## Given data
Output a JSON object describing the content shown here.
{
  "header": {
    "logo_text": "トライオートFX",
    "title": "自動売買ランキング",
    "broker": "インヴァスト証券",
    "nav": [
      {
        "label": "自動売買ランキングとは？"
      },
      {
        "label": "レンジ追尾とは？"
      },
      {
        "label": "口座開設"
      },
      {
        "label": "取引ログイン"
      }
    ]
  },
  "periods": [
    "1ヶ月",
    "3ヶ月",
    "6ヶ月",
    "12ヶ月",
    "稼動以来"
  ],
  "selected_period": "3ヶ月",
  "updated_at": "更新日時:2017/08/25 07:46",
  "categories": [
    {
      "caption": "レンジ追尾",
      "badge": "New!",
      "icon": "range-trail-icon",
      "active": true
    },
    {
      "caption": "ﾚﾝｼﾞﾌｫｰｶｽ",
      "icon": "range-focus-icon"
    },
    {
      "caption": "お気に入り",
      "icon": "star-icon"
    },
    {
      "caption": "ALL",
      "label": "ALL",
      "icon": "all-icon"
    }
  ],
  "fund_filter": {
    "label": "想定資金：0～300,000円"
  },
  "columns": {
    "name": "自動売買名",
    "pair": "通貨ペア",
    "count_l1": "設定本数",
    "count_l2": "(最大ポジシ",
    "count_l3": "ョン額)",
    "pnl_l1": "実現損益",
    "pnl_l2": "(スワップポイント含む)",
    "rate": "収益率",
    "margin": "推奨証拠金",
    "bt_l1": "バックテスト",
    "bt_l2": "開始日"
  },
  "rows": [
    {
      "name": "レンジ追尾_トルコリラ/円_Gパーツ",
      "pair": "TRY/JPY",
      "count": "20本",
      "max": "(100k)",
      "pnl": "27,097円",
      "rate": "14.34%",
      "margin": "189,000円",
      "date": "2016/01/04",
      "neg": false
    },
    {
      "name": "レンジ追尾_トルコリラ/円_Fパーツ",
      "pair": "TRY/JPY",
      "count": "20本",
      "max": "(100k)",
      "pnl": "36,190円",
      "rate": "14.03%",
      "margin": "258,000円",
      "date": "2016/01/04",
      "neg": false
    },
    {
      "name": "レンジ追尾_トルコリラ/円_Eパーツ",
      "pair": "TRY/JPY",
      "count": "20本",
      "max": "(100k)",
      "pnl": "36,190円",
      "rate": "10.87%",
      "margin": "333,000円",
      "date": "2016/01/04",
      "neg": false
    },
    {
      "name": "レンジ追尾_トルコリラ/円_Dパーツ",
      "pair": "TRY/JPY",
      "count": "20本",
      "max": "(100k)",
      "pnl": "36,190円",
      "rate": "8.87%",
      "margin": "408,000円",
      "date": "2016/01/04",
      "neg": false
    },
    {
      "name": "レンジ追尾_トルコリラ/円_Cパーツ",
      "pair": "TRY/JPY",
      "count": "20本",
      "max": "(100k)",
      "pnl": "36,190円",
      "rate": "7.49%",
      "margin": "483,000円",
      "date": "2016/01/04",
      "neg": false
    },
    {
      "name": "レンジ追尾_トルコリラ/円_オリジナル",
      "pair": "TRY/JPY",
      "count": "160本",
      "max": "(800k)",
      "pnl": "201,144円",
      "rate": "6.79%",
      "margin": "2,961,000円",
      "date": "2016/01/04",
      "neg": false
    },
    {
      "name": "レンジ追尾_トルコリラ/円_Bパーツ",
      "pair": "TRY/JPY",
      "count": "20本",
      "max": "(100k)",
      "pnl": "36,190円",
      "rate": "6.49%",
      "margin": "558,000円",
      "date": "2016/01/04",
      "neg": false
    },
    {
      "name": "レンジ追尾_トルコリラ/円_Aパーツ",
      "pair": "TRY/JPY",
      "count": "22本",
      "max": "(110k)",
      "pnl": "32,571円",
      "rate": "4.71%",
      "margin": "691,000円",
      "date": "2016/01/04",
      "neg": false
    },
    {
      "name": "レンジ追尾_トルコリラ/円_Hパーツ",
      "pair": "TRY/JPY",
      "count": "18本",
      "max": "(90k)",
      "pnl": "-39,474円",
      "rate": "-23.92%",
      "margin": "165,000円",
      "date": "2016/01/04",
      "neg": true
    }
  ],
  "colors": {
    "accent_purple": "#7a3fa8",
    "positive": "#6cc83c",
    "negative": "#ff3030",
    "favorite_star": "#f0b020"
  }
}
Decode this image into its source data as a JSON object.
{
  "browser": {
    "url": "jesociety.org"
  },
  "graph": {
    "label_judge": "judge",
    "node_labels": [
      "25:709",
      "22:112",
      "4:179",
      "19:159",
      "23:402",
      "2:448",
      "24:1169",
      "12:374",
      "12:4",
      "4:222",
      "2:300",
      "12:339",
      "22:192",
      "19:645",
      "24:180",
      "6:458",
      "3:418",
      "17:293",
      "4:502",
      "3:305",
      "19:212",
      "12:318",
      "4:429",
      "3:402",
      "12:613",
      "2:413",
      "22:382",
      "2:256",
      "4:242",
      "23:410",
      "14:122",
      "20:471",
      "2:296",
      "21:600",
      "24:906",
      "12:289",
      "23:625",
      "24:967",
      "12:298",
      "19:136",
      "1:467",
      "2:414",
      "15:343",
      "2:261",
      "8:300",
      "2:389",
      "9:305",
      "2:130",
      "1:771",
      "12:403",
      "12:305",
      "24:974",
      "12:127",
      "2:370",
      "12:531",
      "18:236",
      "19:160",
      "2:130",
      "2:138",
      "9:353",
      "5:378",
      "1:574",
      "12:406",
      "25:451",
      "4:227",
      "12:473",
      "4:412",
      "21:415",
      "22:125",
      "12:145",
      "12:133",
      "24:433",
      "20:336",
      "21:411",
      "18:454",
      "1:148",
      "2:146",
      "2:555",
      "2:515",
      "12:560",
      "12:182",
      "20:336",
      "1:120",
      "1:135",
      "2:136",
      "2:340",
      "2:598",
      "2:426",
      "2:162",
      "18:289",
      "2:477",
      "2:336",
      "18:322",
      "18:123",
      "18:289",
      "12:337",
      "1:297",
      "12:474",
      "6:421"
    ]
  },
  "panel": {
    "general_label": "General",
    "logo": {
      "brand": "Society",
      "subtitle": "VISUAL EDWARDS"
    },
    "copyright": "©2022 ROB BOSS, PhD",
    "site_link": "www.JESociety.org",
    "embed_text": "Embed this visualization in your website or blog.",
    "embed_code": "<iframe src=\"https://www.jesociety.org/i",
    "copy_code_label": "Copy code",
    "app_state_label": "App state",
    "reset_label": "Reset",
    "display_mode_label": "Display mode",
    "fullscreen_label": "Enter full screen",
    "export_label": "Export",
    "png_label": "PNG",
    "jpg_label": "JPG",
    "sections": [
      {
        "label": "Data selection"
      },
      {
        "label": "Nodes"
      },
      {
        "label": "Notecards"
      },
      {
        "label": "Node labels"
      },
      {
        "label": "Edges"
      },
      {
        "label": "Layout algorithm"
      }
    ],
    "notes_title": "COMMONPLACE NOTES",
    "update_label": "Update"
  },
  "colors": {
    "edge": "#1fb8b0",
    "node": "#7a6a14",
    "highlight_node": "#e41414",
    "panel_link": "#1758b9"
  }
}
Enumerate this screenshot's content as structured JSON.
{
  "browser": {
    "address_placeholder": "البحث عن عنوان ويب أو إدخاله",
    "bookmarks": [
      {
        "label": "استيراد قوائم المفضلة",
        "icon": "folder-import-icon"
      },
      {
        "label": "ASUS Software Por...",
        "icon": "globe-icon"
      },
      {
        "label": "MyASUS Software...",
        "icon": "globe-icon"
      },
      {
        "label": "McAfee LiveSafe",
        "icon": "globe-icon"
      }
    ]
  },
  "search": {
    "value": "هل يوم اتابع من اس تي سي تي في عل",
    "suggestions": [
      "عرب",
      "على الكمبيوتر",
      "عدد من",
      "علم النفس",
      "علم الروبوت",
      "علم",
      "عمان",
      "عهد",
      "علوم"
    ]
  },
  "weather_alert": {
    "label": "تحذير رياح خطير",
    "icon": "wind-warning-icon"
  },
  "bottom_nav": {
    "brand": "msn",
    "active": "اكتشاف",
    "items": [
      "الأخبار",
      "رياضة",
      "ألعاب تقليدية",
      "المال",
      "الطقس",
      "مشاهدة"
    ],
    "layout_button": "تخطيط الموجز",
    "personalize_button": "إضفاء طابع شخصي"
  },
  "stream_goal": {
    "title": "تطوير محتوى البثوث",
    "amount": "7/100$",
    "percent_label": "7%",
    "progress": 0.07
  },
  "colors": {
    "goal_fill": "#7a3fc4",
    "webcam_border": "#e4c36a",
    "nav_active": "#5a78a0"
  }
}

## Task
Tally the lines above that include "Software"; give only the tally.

## Response below
2